The humanitarian situation is critical. Latest estimates indicate that 23 million Ethiopians will soon need humanitarian assistance and food aid across the country. Some areas, however, are already in a critical situation. People in the south are still dealing with the negative effects of the 2017 drought, which caused massive displacement of rural populations in search for water and grassland. And due to the war, the government blocked humanitarian aid to Tigray, contributing further to hunger.
3. The dangers are at hand
What happens if the conflict escalates? Will we see a breakdown of the Ethiopian multiethnic state with 100 million people? Will the crisis trigger other national and ethnic conflicts in such a highly explosive context? Ethiopia is both economically and politically the most important state in the Horn of Africa. The African Union has its headquarters in Ethiopia and the country is a spiritual giant. No other country in Africa, or even possibly the whole world, has seen revivals in recent years on a par with Ethiopia.
Ethiopia is one of the oldest Christian nations in the world, dating back to 330 AD. The Coptic Orthodox Church is still the largest religious association of the country. But there are also numerous Protestant evangelical denominations in Ethiopia, such as the Lutheran "Mekane Jesus" church with about 5 million members or the Mennonite Mesere Kristos church, the largest Mennonite church in the world. Baptist and Pentecostal churches make up the rest of the roughly 14 million Protestants in the country. These churches are growing by 6.5% annually and are highly active in mission.
Nonetheless, the economic and political crisis in Ethiopia is affecting the witness of the evangelicals in a number of ways.
Firstly, evangelicals are found across Ethiopia and they tend, generally speaking, to support Prime Minister Ahmed, who himself is a Pentecostal Christian. But not all of them. The evangelicals in Tigray, for instance, largely support the TPLF and even participate in military actions by the rebels against the government in Addis Ababa. The war has divided evangelicals, creating strong feelings against one another. And where there is no unity, the witness will be considerably weakened.
Secondly, both the Coptic Orthodox former elite and the Muslim tribes see evangelicals in a critical light.
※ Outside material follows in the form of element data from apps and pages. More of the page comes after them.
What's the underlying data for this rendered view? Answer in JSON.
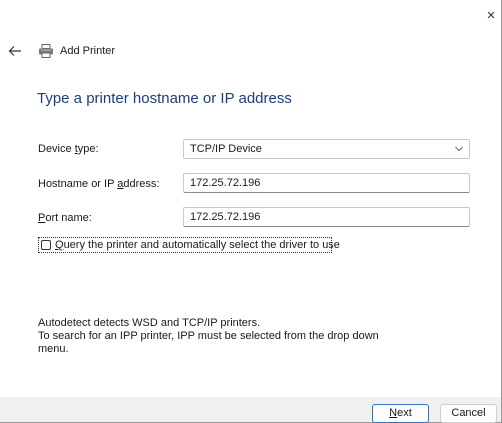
{
  "window": {
    "title": "Add Printer",
    "close_glyph": "×",
    "back_icon": "back-arrow-icon",
    "printer_icon": "printer-icon"
  },
  "page_title": "Type a printer hostname or IP address",
  "form": {
    "device_type": {
      "label_pre": "Device ",
      "label_access": "t",
      "label_post": "ype:",
      "value": "TCP/IP Device"
    },
    "hostname": {
      "label_pre": "Hostname or IP ",
      "label_access": "a",
      "label_post": "ddress:",
      "value": "172.25.72.196"
    },
    "port_name": {
      "label_pre": "",
      "label_access": "P",
      "label_post": "ort name:",
      "value": "172.25.72.196"
    },
    "query_checkbox": {
      "label_access": "Q",
      "label_post": "uery the printer and automatically select the driver to use",
      "checked": false
    }
  },
  "info": {
    "line1": "Autodetect detects WSD and TCP/IP printers.",
    "line2": "To search for an IPP printer, IPP must be selected from the drop down",
    "line3": "menu."
  },
  "buttons": {
    "next_access": "N",
    "next_post": "ext",
    "cancel": "Cancel"
  },
  "colors": {
    "title_blue": "#1d3e7a",
    "footer_bg": "#f0f0f0",
    "default_button_border": "#3b6fc4"
  }
}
The 400,000 Muslims who have become evangelical Christians in recent years has led to successive waves of persecution in the south of the country. The changed political situation could lead to more obstacles in evangelism in the country as well as mission outside of Ethiopia.
Third, the unrest in Ethiopia will limit the peace and reconciliation witness of Ethiopian churches considerably. The Horn of Africa is, politically speaking, a powder keg. Conflicts of different kinds may arise at any time. Ethiopian evangelical Christians have been an agent of reconciliation in the region. If they prove unable to solve multi-ethnic conflicts in their own country, this could make it harder for them to do so in similar situations in the wider region.
This and more should motivate evangelicals all around the world to pray for Ethiopia and for wisdom for both the government of Prime Minister Ahmed and the leadership of the various Christian churches. It is time to intercede for Ethiopia and pray for a functioning peace effort that will bring the conflicting parties and tribes, religious groups and churches to the table. Jesus is our peace. Millions of Ethiopians know Him. Now is the time to exercise peace across the nation. Our prayers are needed.
Johannes Reimer leads the Peace and Reconciliation Network of the World Evangelical Alliance.